#### Data for analysis

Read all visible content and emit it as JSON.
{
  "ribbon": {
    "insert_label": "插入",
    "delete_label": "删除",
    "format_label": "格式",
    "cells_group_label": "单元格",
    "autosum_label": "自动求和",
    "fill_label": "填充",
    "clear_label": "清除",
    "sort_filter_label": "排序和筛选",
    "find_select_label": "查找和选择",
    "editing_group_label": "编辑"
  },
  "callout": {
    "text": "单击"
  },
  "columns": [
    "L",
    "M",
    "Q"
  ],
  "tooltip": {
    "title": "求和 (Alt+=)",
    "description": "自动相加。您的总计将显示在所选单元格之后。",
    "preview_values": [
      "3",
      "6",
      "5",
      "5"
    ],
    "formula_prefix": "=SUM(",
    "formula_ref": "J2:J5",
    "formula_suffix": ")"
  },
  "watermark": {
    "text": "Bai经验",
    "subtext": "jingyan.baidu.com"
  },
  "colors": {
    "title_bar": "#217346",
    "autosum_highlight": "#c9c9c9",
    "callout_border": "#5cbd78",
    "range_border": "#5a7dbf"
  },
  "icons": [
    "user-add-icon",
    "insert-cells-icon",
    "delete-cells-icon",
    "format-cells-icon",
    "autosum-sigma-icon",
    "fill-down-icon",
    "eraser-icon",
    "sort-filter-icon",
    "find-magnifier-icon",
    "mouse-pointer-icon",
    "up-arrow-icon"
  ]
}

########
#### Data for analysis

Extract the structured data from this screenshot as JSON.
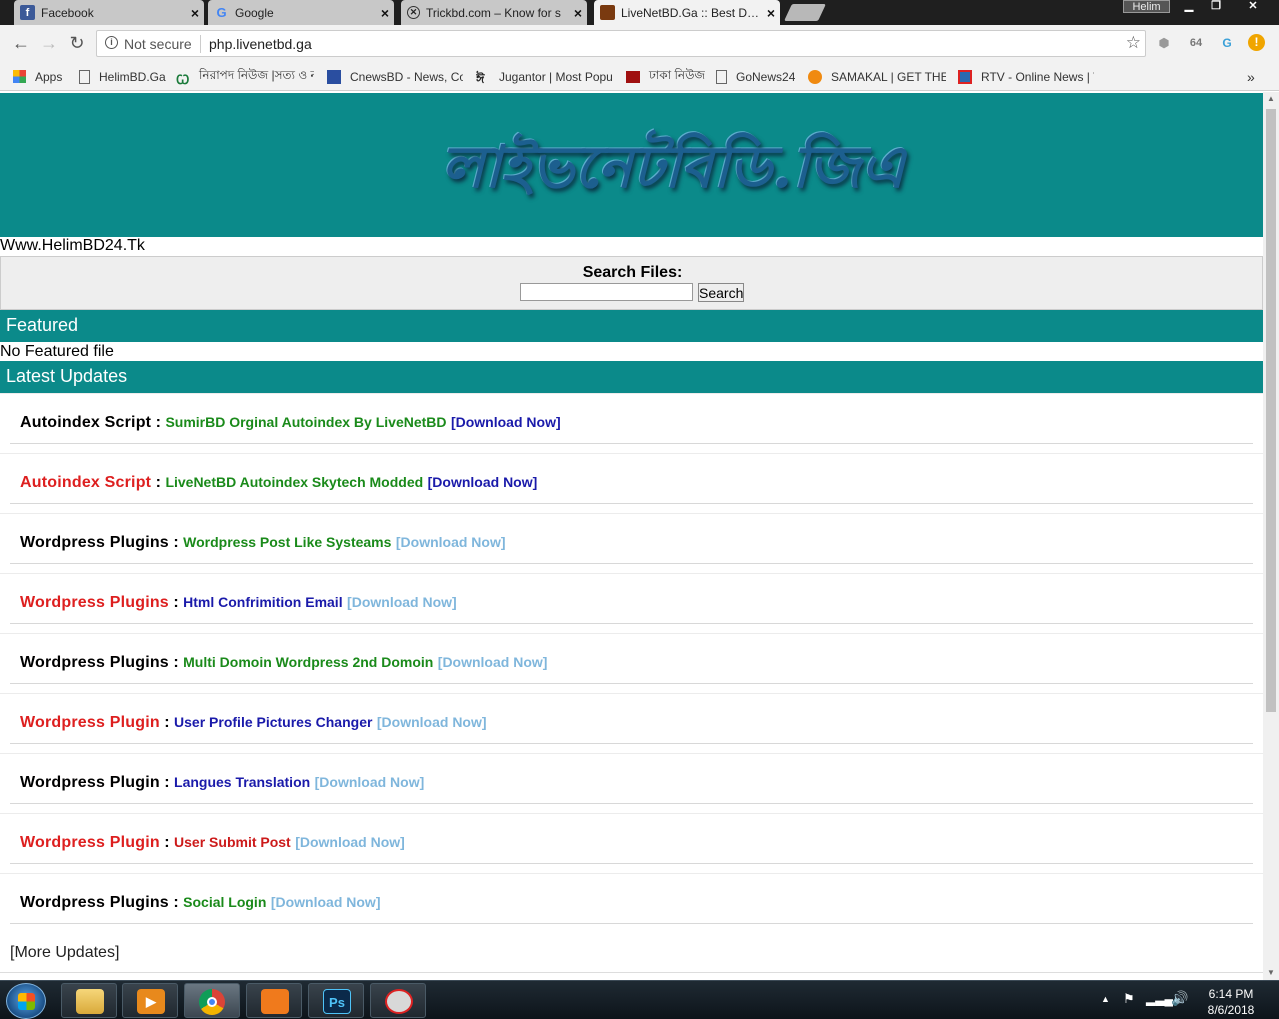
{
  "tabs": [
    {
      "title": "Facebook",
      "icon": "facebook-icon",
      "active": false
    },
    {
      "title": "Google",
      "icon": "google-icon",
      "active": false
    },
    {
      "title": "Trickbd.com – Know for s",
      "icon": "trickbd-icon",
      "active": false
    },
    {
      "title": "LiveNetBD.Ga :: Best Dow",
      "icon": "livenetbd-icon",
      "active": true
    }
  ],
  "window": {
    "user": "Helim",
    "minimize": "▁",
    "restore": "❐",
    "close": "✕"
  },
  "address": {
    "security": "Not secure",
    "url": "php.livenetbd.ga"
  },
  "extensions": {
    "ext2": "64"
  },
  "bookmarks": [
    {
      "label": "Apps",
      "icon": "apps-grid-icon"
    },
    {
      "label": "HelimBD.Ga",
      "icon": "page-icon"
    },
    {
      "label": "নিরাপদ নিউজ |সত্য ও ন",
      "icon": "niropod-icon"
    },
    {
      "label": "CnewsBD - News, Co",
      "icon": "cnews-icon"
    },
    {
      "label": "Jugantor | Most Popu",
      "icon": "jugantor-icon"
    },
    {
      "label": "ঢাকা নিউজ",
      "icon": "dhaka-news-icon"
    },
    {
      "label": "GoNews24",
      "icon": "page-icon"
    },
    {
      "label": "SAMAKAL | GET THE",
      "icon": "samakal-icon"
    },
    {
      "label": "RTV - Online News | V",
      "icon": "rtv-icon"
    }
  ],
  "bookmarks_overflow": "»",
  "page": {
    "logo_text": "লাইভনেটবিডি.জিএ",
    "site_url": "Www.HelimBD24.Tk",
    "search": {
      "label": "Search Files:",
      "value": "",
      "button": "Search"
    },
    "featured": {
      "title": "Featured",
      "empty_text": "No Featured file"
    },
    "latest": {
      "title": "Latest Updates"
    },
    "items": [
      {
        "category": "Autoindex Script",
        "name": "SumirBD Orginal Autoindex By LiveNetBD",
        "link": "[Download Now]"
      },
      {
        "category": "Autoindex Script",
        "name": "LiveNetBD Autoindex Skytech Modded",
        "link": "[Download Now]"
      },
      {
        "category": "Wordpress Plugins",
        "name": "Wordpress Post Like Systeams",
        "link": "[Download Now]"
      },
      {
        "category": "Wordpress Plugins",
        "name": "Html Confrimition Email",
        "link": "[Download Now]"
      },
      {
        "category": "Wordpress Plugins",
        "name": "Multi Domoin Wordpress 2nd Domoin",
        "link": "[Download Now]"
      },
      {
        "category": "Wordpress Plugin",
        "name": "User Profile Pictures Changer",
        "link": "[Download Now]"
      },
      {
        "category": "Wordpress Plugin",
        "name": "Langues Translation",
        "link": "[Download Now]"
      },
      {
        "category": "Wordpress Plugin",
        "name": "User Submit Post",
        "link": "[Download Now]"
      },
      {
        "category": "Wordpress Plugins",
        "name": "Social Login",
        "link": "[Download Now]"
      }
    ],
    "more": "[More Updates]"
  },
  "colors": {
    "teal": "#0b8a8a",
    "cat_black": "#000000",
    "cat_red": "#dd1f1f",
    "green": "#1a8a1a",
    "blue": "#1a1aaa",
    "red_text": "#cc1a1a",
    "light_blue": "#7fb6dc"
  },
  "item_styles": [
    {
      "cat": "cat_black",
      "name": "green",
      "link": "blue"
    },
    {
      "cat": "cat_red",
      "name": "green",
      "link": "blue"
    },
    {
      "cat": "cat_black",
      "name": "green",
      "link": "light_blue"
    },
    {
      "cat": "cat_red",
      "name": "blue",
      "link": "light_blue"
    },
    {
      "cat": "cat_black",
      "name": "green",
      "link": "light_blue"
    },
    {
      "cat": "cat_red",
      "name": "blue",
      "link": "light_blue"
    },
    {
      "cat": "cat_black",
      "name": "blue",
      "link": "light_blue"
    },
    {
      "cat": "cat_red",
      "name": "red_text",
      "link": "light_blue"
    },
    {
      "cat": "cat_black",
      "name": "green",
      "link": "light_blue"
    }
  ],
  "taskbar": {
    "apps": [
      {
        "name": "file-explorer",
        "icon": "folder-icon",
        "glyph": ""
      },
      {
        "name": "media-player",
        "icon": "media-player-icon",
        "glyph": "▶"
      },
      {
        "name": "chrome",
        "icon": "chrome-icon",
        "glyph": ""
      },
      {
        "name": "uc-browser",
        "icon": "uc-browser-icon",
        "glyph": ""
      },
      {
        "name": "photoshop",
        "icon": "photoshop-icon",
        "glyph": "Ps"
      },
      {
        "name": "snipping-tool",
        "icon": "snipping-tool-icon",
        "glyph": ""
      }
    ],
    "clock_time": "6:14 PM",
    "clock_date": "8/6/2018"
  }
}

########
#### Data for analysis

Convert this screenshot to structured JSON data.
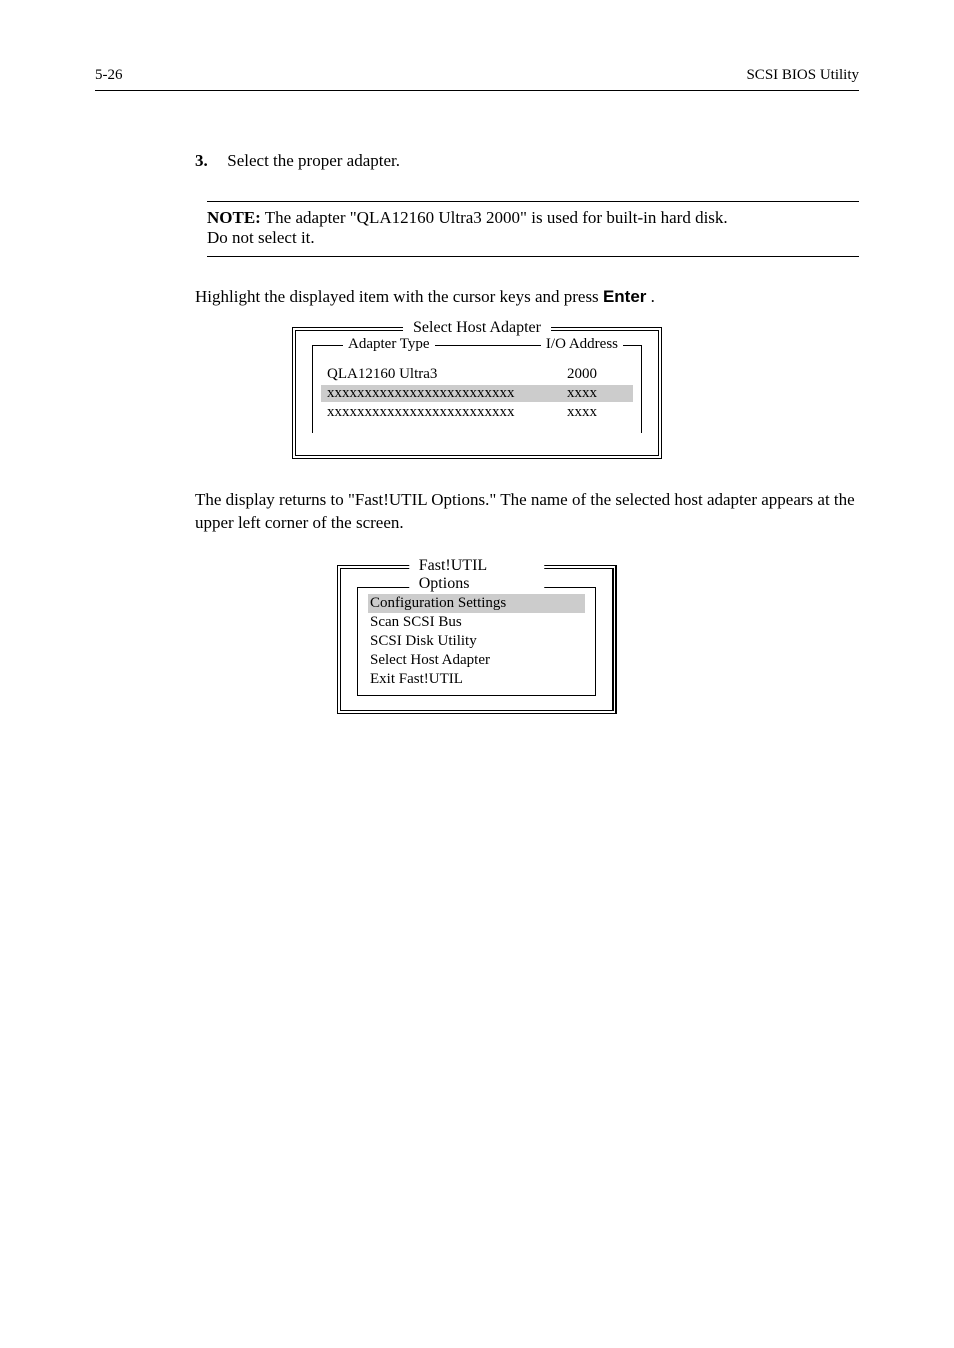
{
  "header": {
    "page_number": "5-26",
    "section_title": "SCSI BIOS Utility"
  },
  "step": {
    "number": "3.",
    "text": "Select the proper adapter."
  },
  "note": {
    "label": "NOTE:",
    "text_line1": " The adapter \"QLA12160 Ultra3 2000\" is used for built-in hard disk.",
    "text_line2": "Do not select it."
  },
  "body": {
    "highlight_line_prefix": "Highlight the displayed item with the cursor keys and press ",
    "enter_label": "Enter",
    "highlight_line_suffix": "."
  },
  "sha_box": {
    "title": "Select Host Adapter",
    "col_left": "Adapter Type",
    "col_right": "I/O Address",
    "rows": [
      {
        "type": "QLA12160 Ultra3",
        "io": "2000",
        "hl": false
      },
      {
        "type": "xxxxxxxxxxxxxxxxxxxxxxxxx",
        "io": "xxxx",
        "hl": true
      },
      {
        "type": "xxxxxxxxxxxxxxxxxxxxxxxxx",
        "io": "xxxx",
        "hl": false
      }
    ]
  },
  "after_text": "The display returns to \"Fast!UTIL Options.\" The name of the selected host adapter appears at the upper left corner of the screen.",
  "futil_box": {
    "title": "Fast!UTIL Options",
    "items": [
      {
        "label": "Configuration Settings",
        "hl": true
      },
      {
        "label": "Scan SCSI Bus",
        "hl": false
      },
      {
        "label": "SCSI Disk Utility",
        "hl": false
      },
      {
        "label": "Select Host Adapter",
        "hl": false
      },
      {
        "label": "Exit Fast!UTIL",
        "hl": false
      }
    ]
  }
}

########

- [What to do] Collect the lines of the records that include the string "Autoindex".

- [Answer section]
        "category": "Autoindex Script",
        "name": "SumirBD Orginal Autoindex By LiveNetBD",
        "category": "Autoindex Script",
        "name": "LiveNetBD Autoindex Skytech Modded",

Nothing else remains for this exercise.